Almost 12,500 pounds of trash were removed from streams, lakes, canals, and green spaces in more than a dozen sites at The Watershed Institute’s 16th Annual Stream Cleanups, which took place on April 9, 23 & 24.
Additional cleanups are in the offing for Saturday, April 30, in Rocky Hill and on May 21 in Trenton.
The Watershed’s stream cleanups are a volunteer opportunity for youth and adults alike, helping to improve the habitat in the extended Earth Week season. These events spanned the Stonybrook-Millstone and Delaware River watersheds, ranging from Franklin to Lawrence and from Montgomery to Ewing.
Along with extracting, weighing, and separating out recyclables at 14 different locations, the record 910 volunteers pulled out unusual items such as a scooter, tractor tire, auto fender, and lawn furniture. They also found sports items, such as bicycles, a basketball hoop stand, a football and a radio flyer wagon.

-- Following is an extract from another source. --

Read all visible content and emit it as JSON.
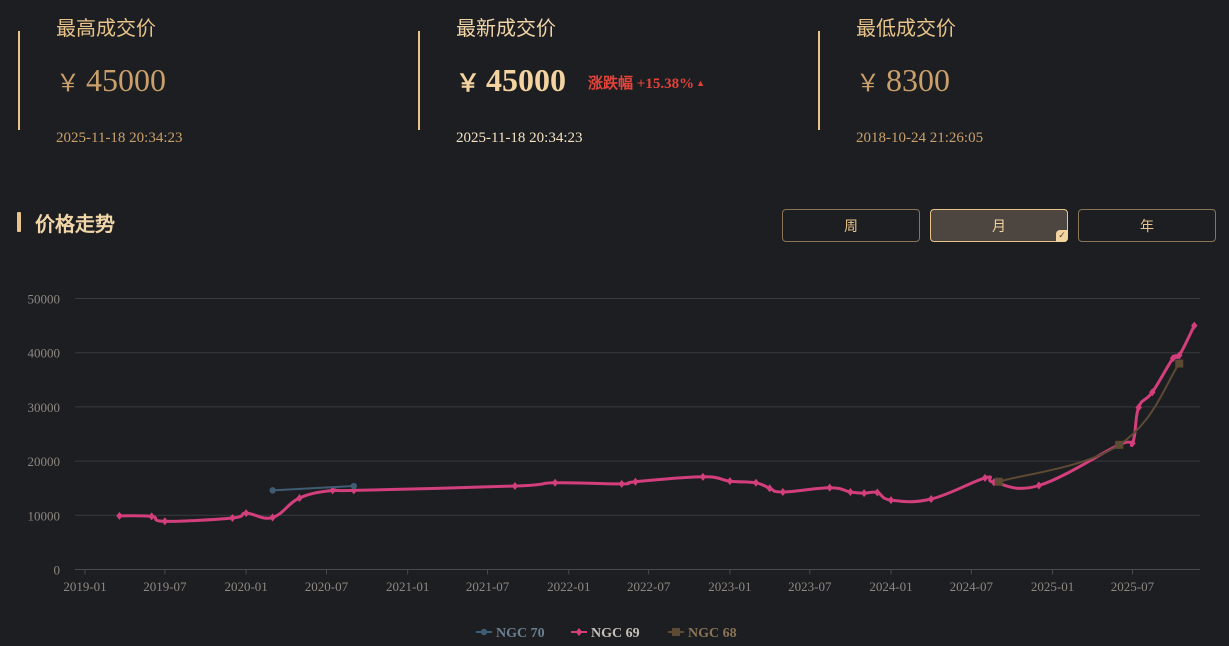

Commonly found items included single-use plastic bags, which will be banned in the state on May 4, and water bottles, food wrappers and small plastic items. These plastics degrade into small particles that are harmful to aquatic life.
“We appreciate our volunteers who each year remove debris that taint our waterways, threaten riparian life, and harm our environment,” said Jim Waltman, the Watershed’s executive director. “We thank our volunteers, municipal partners, environmental commissions, youth, scouts and others who return faithfully each year.”
Each participant received a Stream Cleanup t-shirt as a memento for improving the health of our waterways, protecting our environment and beautifying our communities.
“We are grateful for the energy and dedication of the people who showed up and volunteered in our communities,” said Olivia Spildooren, River-Friendly Coordinator, who organized many of these events with the local towns and cities.